employee using any merchandise regardless of price without first
paying for it; (2) that this zero-tolerance policy would result
in immediate termination; and (3) that all employees were aware
of this policy, some members of management failed to enforce the
policy when they did not take any action against Williams for
using the bottle of water on October 5 before it was purchased.
It was reasonable for the jury to infer from this inaction by
the members of Wal-Mart’s management that either it did not have
a zero-tolerance policy, Williams had been given permission to
use the bottled water before it was purchased as a medical
exception to the policy, or Wal-Mart suspected Williams of the
much more serious infraction of employee theft and its
management team was waiting for the opportunity to catch
Williams in a theft.
As should be evident from this brief summation of the
evidence most favorable to Williams, there were contested issues
of fact at trial that were properly left for the jury to decide.
Based upon the evidence presented that was favorable to
Williams, it was not unreasonable for the jury to determine that
Wal-Mart’s stated reason for asking for Williams’s resignation
was a mere pretext for a discriminatory motive.
presented sufficient evidence in support of her claims of
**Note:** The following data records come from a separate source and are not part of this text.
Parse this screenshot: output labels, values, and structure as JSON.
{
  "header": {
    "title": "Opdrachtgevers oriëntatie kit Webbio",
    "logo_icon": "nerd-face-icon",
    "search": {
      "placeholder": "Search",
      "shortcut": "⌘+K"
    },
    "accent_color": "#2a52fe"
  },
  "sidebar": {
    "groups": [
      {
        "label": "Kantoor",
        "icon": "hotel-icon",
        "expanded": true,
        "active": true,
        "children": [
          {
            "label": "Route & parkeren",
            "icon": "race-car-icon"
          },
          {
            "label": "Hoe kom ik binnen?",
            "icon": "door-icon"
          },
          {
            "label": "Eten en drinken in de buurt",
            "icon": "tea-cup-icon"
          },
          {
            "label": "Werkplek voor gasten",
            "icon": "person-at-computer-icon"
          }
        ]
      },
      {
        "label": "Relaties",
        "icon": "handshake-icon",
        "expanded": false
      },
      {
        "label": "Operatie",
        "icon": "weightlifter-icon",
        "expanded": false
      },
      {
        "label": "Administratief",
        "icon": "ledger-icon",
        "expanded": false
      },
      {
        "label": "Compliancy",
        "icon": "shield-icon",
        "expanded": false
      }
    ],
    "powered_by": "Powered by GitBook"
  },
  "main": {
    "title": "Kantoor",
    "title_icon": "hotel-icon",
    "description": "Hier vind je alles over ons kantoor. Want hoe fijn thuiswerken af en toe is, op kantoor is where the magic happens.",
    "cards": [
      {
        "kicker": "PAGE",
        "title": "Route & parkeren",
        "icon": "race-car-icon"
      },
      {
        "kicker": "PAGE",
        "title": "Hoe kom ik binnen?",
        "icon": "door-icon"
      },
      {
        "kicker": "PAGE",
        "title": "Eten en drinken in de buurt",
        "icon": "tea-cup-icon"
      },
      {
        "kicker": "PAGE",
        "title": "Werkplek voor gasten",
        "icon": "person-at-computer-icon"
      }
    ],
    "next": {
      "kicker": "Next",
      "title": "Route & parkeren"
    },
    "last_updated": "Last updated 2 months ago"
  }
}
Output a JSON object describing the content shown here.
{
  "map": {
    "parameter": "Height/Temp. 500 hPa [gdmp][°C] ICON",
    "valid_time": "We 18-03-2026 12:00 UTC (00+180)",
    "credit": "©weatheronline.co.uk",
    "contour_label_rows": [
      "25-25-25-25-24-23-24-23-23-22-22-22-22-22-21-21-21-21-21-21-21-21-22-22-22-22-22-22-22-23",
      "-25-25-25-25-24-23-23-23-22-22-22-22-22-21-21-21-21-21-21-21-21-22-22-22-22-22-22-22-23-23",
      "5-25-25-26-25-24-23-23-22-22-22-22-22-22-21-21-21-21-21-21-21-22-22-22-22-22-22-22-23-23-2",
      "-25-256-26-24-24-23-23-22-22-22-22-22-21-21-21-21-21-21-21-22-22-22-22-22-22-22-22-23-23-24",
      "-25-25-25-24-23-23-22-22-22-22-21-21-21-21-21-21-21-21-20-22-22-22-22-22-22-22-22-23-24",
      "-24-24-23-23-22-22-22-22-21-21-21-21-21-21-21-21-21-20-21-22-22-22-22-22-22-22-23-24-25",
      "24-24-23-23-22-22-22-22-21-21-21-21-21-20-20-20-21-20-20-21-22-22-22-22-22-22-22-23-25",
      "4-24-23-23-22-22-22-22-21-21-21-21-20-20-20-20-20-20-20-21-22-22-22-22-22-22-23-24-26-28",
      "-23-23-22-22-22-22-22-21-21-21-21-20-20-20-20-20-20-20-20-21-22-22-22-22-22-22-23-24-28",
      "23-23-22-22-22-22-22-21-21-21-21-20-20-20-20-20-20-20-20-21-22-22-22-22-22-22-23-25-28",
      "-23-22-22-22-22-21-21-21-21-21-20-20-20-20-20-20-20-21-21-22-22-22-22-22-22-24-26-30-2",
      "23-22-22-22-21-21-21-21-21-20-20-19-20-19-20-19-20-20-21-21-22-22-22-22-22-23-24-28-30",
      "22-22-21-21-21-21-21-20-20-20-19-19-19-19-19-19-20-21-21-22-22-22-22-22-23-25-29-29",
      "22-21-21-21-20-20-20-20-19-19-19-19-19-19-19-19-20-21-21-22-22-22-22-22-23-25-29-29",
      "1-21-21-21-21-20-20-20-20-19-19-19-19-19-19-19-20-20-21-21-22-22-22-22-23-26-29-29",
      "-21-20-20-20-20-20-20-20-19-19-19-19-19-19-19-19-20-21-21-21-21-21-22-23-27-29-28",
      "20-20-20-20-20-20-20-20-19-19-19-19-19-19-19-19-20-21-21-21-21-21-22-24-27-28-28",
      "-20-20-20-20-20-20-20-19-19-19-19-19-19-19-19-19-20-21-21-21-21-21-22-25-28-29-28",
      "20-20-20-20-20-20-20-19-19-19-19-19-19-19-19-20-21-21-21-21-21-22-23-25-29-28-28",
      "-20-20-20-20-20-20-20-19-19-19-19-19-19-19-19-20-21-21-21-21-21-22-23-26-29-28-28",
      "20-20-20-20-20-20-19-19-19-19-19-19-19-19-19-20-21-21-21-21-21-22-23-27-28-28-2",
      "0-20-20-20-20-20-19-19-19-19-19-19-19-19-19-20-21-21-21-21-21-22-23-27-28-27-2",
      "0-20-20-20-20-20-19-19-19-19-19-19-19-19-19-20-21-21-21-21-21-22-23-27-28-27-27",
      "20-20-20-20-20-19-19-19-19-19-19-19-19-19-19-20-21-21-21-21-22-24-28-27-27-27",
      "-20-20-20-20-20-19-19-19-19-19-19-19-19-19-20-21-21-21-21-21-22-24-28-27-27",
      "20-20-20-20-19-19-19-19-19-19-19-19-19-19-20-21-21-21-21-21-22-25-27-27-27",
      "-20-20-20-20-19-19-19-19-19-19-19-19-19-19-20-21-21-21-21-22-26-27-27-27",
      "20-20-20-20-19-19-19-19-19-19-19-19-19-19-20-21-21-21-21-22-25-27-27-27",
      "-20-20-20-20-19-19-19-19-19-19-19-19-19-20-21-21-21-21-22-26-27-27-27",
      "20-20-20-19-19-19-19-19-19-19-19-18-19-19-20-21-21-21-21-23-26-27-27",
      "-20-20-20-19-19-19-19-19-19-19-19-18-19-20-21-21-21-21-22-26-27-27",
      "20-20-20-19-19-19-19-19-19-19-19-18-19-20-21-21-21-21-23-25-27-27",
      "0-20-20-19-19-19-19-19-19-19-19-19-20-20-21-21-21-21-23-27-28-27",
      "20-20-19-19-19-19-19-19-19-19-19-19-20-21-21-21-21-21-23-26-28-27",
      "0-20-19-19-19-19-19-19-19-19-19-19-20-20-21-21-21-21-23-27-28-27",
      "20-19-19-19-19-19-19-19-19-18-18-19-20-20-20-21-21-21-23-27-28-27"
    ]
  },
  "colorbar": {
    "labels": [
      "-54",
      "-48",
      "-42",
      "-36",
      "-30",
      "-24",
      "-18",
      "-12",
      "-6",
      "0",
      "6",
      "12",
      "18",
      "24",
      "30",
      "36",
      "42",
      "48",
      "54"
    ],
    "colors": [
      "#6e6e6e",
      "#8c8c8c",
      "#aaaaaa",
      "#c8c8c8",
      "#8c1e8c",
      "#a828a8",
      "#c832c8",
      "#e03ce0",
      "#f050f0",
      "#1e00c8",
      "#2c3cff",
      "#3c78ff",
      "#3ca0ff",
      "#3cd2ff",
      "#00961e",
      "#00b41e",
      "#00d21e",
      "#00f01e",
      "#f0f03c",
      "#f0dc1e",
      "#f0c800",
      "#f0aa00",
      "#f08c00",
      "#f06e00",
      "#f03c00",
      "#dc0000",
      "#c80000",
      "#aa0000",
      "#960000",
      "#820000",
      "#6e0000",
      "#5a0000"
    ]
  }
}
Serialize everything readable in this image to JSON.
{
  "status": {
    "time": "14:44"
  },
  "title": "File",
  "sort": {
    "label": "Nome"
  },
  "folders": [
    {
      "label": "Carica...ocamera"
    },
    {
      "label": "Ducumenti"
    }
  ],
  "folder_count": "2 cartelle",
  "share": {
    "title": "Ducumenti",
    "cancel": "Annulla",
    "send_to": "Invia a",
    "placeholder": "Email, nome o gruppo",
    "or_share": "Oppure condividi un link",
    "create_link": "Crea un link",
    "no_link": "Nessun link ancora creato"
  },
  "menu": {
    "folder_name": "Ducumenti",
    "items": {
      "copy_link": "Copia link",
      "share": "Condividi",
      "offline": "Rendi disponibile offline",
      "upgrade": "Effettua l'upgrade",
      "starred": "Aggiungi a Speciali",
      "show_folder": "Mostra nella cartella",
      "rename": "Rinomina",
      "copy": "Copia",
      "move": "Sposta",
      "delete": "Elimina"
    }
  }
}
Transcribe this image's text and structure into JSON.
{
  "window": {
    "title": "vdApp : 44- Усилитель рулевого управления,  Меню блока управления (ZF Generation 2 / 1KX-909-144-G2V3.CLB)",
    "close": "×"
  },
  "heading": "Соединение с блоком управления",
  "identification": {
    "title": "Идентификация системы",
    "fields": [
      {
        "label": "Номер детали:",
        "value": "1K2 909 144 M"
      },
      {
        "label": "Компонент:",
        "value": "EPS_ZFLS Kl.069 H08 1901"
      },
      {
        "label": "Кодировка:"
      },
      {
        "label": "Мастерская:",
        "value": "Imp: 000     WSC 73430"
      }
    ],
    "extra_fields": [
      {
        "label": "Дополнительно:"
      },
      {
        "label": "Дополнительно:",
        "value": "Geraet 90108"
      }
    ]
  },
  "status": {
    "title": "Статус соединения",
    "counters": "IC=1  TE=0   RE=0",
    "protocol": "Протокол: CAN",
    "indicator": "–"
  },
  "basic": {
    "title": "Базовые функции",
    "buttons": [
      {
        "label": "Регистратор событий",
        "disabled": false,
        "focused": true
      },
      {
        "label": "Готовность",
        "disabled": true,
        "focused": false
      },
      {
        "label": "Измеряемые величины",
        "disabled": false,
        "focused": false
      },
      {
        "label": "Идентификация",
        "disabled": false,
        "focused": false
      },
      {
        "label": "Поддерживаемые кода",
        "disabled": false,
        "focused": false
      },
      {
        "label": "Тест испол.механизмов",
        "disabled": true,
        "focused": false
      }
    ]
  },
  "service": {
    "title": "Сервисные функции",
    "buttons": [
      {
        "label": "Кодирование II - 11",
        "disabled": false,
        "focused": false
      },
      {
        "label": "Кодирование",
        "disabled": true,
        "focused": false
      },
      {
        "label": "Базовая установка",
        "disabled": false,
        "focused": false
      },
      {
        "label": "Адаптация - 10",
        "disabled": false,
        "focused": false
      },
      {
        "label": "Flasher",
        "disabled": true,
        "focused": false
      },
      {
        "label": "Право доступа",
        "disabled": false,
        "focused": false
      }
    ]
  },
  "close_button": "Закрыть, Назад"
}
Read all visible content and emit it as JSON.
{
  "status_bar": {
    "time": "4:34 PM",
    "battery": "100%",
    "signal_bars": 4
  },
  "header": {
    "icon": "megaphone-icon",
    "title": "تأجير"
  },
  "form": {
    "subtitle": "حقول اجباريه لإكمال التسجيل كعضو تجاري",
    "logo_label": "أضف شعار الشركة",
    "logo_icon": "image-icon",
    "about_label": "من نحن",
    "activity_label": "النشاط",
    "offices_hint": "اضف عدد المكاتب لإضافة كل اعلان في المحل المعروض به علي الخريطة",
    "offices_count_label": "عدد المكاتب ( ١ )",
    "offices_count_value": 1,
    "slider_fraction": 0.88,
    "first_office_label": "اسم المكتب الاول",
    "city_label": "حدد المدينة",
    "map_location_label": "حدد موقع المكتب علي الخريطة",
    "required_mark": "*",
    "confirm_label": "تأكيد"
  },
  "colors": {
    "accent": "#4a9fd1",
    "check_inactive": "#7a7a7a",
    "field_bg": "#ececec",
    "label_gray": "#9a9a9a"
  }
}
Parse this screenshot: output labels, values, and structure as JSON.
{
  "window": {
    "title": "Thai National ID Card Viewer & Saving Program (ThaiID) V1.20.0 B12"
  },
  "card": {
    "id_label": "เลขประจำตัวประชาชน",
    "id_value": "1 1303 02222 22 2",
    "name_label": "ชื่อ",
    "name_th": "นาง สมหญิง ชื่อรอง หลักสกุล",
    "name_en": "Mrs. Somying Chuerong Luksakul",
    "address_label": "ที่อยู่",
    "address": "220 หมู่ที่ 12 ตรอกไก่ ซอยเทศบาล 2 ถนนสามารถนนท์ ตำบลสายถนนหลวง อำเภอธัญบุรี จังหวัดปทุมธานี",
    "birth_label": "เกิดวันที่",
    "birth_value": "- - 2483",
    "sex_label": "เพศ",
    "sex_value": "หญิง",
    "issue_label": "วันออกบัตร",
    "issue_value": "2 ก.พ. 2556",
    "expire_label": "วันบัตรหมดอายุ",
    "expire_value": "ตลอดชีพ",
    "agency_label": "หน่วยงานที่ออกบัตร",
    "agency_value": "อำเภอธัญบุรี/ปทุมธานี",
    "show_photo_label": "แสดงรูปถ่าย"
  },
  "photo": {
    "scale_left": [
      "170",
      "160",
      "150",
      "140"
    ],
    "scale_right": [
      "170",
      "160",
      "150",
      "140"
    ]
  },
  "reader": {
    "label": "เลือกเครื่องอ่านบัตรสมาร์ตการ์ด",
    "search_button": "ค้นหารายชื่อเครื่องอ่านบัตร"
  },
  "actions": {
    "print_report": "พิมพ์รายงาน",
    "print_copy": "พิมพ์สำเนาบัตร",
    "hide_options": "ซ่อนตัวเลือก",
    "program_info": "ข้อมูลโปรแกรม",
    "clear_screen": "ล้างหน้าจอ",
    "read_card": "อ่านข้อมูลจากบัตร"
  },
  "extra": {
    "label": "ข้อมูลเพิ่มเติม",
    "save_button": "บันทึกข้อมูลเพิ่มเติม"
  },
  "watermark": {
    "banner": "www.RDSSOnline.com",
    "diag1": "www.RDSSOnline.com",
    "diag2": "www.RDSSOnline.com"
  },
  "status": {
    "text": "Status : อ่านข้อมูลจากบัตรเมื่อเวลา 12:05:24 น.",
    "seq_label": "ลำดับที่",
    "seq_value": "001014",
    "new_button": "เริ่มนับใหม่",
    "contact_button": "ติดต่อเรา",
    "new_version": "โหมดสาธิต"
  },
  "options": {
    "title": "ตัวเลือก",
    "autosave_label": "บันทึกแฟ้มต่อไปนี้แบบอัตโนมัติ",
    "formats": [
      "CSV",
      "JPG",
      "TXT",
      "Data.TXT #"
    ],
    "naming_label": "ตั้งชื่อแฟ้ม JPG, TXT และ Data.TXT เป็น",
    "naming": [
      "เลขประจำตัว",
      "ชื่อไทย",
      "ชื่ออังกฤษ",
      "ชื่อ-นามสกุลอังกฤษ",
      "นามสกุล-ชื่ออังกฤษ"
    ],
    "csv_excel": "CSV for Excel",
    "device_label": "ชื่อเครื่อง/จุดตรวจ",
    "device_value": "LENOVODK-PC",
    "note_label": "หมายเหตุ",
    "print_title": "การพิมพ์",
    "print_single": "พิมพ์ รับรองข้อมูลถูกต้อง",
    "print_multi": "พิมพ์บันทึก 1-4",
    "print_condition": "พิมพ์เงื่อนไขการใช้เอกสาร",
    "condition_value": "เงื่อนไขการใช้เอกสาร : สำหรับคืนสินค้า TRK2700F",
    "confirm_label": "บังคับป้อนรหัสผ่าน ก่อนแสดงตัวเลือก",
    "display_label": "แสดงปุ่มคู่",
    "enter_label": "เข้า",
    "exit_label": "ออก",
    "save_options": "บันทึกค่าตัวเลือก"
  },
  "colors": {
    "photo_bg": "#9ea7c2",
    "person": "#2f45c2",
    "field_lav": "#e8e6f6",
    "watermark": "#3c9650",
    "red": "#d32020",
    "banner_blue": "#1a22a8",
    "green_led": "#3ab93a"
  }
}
disparate treatment due to her age which resulted in her
receiving less desirable job assignments and lower paying
positions with less opportunity for advancement.
would affirm the Barren Circuit Court’s judgment in favor of
BRIEF FOR APPELLANT/
Elizabeth Ullmer Mendel
Kathryn A. Quesenberry
Erin M. Roark
Woodward, Hobson & Fulton,
BRIEF AND ORAL ARGUMENT FOR
H. WILLIAMS AND APPELLANT LEE
Huddleston & Reed
Bowling Green, Kentucky
ORAL ARGUMENT FOR APPELLANT/
Kathryn A. Quesenberry
Woodward, Hobson & Fulton,